Lakeside Park is packed with people Sunday for the sight now piled up along the south shore of Lake Winnebago--ice shoves, spreading across the shoreline as far as the eye can see.
They're huge, they're powerful, and many say they're beautiful.
But neighbors around here know what type of damage they can cause.
"This is an occurrence on Lake Winnebago, especially when you get this late in the year," says Tom Mrazek, walking with his wife along the shoreline, "and get the high winds."
"We heard about the ice shoves, and decided that this was the perfect place," says Gerianne Pertl, alongside her friend Barbara Schaub, both wearing snowshoes, "that we had to come here to do our snowshoeing."
On Sunday, scores of onlookers were flooding to the park to take pictures with the ice shoves, climb on top of them, and assess the damage to the area.
"Oh, and that post right over there," points Pertl. "There's a post over there--a light post--that's bent from it coming in."
"There's no stopping Mother Nature," adds Schaub.
The Fond du Lac Yacht Club is back open after having to dig out Saturday from unprecedented ice shove coverage.

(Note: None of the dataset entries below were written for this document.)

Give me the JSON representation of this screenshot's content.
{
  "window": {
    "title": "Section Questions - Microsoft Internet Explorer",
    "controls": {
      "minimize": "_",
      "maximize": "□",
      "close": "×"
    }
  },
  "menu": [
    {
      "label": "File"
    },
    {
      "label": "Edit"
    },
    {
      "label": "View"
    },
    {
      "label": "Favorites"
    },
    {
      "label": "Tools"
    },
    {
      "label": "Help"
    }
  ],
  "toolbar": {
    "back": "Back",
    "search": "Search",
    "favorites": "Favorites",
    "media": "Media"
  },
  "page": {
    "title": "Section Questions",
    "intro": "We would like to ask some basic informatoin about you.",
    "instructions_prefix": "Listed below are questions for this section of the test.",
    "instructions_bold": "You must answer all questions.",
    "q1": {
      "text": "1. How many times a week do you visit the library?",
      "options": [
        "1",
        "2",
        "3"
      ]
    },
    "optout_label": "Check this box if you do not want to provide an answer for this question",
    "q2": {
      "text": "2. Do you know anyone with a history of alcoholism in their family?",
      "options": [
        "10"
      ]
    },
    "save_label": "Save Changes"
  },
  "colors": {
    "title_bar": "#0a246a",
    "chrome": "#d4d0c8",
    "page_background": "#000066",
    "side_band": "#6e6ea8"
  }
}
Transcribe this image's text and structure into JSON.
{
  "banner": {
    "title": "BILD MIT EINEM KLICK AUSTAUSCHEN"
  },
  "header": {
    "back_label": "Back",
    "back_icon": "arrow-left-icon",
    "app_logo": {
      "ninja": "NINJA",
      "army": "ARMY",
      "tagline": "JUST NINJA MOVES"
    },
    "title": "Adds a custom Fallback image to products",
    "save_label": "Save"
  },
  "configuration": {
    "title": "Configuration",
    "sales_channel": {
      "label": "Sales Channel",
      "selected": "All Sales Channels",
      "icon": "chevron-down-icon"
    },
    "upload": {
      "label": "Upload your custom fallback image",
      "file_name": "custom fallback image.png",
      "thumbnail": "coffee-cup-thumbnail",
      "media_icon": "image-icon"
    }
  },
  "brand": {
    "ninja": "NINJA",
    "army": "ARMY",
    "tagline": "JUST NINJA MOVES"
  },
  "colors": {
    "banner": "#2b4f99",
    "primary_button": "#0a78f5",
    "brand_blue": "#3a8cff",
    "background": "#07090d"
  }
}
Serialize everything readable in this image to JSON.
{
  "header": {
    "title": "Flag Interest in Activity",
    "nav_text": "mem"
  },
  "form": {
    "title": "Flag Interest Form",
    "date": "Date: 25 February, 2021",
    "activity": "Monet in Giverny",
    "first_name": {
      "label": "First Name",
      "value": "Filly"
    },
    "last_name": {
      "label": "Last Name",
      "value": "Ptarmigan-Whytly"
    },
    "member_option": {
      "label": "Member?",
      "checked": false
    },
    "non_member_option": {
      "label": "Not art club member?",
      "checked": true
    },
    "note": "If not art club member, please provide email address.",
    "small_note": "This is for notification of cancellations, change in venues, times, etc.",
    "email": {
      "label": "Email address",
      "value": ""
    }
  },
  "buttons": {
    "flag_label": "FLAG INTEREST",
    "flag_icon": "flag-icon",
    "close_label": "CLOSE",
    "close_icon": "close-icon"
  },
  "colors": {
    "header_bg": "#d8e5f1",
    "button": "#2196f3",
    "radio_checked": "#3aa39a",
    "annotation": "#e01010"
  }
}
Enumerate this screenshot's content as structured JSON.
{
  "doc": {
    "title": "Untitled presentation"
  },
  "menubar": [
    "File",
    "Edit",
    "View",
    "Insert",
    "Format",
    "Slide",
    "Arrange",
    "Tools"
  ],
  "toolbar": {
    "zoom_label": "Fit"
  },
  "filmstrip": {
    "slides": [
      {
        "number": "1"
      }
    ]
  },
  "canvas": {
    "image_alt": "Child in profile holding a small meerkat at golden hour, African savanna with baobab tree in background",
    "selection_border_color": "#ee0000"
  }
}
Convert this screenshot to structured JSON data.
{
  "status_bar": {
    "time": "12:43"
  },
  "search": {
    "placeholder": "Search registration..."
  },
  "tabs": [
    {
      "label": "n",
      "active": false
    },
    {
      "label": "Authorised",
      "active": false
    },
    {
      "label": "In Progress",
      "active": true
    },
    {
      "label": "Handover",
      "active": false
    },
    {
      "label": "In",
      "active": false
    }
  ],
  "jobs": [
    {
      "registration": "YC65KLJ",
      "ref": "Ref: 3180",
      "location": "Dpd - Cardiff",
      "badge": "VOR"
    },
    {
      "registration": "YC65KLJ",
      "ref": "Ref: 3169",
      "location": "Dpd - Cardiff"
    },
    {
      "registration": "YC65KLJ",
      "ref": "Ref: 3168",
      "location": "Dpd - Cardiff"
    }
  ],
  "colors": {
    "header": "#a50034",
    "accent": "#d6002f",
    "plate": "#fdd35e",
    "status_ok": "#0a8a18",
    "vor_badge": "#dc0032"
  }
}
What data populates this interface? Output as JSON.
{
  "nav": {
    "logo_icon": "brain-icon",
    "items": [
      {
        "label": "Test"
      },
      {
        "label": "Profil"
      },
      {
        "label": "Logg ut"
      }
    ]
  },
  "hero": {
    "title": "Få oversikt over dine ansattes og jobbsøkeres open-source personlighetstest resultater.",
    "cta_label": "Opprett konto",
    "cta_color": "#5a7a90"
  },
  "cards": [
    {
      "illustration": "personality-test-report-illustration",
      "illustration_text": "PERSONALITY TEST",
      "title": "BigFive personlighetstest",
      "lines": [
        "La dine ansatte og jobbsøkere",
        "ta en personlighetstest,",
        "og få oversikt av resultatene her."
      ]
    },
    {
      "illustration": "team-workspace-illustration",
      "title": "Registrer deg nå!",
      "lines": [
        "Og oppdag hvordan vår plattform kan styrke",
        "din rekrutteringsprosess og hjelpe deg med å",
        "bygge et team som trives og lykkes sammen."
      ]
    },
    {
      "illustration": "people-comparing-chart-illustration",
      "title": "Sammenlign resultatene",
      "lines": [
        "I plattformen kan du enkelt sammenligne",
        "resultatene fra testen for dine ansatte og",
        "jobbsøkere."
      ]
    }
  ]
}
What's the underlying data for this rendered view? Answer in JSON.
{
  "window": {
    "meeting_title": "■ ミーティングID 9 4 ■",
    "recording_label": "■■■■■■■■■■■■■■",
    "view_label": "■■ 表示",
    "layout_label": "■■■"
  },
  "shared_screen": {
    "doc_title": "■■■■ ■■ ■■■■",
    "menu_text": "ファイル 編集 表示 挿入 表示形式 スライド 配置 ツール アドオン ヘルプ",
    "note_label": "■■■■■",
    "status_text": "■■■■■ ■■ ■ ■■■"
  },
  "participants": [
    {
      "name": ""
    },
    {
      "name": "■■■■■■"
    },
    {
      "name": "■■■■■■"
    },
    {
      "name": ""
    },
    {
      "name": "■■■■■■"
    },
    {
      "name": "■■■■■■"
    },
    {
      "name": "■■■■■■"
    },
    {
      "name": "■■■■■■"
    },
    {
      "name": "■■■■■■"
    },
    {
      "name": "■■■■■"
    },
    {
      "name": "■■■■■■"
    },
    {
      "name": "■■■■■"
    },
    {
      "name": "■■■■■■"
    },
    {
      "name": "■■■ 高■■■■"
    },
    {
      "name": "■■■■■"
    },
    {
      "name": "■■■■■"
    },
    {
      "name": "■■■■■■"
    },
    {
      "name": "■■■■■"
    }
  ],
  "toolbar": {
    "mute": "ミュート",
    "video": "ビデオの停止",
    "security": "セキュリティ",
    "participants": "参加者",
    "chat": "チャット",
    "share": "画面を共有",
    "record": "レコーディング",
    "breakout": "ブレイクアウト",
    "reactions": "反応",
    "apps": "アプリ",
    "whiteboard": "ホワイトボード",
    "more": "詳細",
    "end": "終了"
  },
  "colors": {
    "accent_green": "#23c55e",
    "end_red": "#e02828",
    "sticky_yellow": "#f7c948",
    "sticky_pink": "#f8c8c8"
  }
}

"I mean, it will occasionally take out piers, and boathouses," says Mrazek, who lived along the east shoreline of Lake Winnebago at one point.
Mrazek says it's damage you just have to deal with.
"It's just a beautiful part of nature," says Mrazek. "Unfortunately, it does do a few things that people would maybe not want, but it's beautiful."
And with ice fishing on the rocks early, a little extra tourism never hurts.
Even though these ice shoves are no longer moving, they are sharp, slick, and dangerous.
Anyone setting out on foot to take a closer look is urged to be cautious.